"The National Championships are an awesome stepping stone for women from other sports and women from other states that are trying to break into the NRLW," Penitani said.
"It is where we can give women an opportunity to make the transition into the top grades and because there is more than one game, it gives women more than one chance to perform."
Also giving Penitani plenty of cause for optimism is the potential for expanding the number of teams and games in the NRLW, possibly this year.
We make sacrifices now just like the women in our game did before us.Tiani Penitani
"If the NRL keep moving at the pace they are moving, we will be able to maintain a really high level of quality football," she said.
"By starting small and gradually building, that means in a few years we will have more women who have come through the under 16s and the Tarsha Gale competition ready to play in the NRLW."
In her eyes, hopefully expansion will help the women’s game shift towards the top 30 players being full-time professionals.
Given her background in sevens rugby, and the participation of players like Charlotte Caslick and Ellia Green in the NRLW last year, she has seen the benefit of those sevens players have enjoyed from being full-time athletes.
"The sevens women have been in full-time training for a long time and the level of athleticism they bring to the table shows what full time strength and conditioning and a full-time centralised program can do for female athletes."
"This is what we should be striving for. The footy we produce right now is so exciting and we produce that while most of us are studying or working full-time. Imagine what a competition could look like in years to come, there is so much opportunity to grow."
At the back of her mind is the constant reminder of the difference they can make for the next generation.
"That’s what we remind ourselves of all the time. To be able to have an impact on women’s sport and be part of a trailblazing community is so special for me.
"We make sacrifices now just like the women in our game did before us and I know the way the culture is in our sport that there will always be that recognition and appreciation for past players."

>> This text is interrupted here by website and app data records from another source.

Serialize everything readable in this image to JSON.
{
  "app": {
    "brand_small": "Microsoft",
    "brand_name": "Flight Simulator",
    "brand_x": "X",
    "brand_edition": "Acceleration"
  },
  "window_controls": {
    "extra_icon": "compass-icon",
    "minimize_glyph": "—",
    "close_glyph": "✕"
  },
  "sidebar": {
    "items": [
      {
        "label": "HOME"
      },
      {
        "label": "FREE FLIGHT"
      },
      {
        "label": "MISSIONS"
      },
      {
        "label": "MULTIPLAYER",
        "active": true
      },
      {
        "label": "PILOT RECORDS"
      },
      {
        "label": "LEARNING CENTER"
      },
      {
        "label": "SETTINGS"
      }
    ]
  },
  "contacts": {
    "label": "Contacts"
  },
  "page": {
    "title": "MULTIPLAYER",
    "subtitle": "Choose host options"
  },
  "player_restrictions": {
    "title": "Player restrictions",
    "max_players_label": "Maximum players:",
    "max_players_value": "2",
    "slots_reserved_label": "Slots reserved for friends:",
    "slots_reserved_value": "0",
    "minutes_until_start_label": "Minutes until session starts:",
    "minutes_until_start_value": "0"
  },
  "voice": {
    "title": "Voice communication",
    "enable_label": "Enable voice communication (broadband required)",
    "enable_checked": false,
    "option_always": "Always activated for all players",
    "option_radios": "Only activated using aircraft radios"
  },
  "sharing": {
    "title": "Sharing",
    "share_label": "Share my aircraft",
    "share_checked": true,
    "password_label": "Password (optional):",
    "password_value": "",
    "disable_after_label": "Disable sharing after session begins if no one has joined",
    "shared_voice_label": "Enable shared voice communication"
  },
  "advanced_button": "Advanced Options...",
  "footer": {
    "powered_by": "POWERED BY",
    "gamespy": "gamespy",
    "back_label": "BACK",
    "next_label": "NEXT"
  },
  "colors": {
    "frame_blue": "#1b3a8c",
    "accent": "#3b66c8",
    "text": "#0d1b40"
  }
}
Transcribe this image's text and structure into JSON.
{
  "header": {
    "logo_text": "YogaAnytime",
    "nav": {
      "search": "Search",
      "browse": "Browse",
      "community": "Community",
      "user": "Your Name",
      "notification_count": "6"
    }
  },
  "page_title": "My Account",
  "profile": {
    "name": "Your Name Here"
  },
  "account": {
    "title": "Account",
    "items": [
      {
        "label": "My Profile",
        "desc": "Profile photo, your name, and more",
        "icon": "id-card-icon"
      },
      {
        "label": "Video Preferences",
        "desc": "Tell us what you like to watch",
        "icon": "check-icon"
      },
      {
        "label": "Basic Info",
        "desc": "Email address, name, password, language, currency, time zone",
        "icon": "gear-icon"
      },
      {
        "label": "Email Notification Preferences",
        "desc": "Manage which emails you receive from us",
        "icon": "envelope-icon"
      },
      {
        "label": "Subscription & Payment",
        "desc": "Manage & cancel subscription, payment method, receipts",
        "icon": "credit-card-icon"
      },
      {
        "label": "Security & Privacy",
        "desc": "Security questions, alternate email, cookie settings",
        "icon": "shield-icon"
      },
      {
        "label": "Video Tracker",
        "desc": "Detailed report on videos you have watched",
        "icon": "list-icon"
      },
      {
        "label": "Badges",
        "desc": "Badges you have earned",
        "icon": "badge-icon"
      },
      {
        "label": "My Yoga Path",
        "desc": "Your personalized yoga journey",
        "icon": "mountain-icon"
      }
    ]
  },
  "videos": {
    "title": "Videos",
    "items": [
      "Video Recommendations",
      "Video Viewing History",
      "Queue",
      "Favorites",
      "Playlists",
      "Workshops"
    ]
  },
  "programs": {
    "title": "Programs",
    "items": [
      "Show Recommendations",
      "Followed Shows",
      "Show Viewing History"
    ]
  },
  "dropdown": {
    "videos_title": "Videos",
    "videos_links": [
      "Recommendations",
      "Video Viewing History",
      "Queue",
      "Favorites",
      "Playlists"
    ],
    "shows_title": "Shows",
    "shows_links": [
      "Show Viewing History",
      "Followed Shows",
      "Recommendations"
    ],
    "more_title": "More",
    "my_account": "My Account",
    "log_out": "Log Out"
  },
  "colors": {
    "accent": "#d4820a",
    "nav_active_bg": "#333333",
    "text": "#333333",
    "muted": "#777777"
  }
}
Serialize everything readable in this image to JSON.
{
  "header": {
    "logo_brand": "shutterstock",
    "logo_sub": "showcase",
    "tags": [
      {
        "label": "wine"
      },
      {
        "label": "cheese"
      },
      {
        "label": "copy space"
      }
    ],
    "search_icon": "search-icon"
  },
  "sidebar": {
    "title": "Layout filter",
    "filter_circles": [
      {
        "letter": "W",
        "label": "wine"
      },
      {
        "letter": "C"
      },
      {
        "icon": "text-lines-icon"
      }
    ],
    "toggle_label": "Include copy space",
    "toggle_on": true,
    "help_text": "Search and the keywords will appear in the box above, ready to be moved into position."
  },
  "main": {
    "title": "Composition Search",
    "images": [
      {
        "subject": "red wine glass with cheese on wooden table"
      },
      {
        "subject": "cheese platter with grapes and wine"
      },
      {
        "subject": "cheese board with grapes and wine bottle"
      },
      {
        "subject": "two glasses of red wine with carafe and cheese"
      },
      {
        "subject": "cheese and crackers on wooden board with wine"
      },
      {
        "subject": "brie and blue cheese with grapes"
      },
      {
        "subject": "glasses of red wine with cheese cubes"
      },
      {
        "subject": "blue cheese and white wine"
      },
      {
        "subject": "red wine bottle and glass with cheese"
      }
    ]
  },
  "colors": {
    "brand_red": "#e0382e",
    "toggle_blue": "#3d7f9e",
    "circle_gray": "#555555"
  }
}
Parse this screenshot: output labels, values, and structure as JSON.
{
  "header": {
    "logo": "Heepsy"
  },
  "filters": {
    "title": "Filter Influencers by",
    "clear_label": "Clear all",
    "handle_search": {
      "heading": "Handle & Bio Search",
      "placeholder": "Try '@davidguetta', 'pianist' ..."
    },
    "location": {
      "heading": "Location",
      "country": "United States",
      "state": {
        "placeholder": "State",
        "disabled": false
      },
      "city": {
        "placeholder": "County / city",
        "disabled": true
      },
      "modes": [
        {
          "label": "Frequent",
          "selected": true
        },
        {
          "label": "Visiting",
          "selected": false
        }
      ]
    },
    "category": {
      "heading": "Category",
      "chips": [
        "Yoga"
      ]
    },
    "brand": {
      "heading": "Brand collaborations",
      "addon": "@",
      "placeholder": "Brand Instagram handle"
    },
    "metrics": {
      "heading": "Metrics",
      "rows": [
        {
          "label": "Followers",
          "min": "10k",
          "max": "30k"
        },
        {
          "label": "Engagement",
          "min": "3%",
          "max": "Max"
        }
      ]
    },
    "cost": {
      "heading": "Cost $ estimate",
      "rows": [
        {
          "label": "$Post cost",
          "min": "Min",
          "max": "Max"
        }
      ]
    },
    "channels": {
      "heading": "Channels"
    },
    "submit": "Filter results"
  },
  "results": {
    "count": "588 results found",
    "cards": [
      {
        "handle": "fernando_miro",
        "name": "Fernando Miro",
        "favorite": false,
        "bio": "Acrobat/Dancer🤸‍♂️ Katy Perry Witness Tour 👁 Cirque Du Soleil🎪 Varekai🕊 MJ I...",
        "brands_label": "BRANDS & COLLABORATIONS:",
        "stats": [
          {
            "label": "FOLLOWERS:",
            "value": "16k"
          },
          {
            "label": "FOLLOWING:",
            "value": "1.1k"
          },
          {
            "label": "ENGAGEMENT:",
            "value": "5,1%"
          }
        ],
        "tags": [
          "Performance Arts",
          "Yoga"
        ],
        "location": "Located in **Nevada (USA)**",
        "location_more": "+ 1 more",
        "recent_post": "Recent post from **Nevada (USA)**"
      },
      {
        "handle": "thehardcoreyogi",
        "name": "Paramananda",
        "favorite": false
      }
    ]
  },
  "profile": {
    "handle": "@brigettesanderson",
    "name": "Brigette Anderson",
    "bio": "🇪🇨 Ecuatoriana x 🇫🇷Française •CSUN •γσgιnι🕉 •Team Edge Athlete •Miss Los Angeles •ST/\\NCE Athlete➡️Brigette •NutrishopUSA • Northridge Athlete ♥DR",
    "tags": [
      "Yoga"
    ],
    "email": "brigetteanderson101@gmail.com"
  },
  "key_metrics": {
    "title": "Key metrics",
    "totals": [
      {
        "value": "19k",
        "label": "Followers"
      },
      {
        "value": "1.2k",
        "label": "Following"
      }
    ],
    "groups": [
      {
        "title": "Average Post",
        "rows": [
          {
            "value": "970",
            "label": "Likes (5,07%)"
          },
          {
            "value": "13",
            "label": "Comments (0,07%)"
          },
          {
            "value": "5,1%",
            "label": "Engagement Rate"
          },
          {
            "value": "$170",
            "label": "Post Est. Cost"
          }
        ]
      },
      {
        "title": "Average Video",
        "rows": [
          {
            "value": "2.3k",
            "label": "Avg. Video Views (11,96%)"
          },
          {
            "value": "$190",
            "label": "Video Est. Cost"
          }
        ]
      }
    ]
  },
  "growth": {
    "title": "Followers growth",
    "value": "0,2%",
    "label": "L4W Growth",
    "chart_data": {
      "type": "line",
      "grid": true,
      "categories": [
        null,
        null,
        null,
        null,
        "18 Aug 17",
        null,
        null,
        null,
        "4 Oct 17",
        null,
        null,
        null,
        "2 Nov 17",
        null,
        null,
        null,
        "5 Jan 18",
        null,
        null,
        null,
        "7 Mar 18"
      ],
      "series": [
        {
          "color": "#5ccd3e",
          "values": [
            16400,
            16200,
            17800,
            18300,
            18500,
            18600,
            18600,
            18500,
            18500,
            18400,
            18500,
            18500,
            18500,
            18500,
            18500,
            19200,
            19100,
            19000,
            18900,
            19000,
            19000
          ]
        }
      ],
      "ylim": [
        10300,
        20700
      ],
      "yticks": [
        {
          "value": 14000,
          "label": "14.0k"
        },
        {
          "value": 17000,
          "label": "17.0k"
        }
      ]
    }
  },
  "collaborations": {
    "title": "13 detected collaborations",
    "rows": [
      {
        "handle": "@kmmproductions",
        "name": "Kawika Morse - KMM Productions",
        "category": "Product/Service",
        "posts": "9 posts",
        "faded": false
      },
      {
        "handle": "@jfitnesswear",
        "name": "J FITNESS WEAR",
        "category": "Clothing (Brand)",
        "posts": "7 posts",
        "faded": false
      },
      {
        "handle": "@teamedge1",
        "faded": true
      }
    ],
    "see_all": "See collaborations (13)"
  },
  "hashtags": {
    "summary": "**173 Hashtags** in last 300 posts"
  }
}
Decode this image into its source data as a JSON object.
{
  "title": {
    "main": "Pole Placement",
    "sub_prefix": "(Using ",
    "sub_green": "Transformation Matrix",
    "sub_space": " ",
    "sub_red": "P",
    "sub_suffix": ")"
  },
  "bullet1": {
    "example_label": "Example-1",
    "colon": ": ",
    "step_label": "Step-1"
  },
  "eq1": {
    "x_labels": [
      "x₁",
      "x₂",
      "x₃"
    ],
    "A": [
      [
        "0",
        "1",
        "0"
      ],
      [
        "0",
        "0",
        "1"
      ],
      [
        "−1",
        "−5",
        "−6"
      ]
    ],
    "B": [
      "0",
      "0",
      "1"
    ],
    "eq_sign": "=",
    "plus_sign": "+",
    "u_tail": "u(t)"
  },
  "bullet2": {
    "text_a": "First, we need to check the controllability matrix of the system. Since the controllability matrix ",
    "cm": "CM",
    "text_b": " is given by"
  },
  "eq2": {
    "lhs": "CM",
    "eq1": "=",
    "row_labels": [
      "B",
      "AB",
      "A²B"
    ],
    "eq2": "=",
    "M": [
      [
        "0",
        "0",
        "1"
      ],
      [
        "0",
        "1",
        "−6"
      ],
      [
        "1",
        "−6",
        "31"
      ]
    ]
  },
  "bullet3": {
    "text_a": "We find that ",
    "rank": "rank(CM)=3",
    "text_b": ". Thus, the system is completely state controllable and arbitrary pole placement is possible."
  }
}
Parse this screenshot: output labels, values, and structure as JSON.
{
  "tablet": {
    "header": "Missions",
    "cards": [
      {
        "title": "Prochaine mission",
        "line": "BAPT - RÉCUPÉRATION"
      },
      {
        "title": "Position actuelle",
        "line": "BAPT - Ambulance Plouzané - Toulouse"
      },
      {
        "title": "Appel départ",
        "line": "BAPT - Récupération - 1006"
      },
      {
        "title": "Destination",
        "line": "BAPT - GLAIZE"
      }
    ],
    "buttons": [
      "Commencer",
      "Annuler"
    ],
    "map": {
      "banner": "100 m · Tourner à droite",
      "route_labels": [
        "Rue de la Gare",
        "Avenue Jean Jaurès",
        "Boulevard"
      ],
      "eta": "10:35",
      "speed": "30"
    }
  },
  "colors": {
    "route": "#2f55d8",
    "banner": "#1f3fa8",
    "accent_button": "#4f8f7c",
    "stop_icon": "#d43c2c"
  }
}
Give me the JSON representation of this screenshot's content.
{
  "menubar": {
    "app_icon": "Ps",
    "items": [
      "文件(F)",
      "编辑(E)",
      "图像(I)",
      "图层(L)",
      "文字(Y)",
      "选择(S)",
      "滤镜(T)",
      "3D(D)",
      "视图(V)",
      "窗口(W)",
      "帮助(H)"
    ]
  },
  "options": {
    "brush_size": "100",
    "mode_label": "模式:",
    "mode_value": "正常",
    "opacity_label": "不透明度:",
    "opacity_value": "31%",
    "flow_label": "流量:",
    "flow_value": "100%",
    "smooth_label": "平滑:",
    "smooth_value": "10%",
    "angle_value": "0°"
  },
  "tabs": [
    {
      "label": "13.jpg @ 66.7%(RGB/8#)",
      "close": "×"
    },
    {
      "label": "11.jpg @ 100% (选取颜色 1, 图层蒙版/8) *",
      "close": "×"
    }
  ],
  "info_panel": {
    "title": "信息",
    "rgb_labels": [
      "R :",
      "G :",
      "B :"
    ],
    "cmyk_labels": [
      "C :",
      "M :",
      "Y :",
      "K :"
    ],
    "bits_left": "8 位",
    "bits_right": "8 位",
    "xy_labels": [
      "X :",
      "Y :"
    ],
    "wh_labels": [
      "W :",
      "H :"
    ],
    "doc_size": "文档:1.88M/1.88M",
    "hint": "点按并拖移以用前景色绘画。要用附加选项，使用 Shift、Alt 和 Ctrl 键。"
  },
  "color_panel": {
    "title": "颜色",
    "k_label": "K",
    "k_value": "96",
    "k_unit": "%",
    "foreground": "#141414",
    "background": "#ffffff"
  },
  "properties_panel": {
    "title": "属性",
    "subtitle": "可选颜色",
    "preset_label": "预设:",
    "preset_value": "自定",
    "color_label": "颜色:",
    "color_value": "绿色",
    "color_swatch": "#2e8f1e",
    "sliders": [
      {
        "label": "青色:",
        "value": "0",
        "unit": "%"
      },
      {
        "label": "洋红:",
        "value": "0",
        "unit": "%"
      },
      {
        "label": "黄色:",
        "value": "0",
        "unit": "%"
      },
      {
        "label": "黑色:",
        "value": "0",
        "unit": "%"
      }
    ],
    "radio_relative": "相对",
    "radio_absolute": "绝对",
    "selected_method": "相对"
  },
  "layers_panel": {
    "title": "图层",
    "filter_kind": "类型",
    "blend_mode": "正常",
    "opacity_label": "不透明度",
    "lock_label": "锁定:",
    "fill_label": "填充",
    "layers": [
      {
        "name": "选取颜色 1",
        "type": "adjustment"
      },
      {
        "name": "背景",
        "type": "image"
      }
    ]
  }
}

The views in this article do not necessarily express the opinions of the NRL, ARL Commission, NRL clubs or state associations.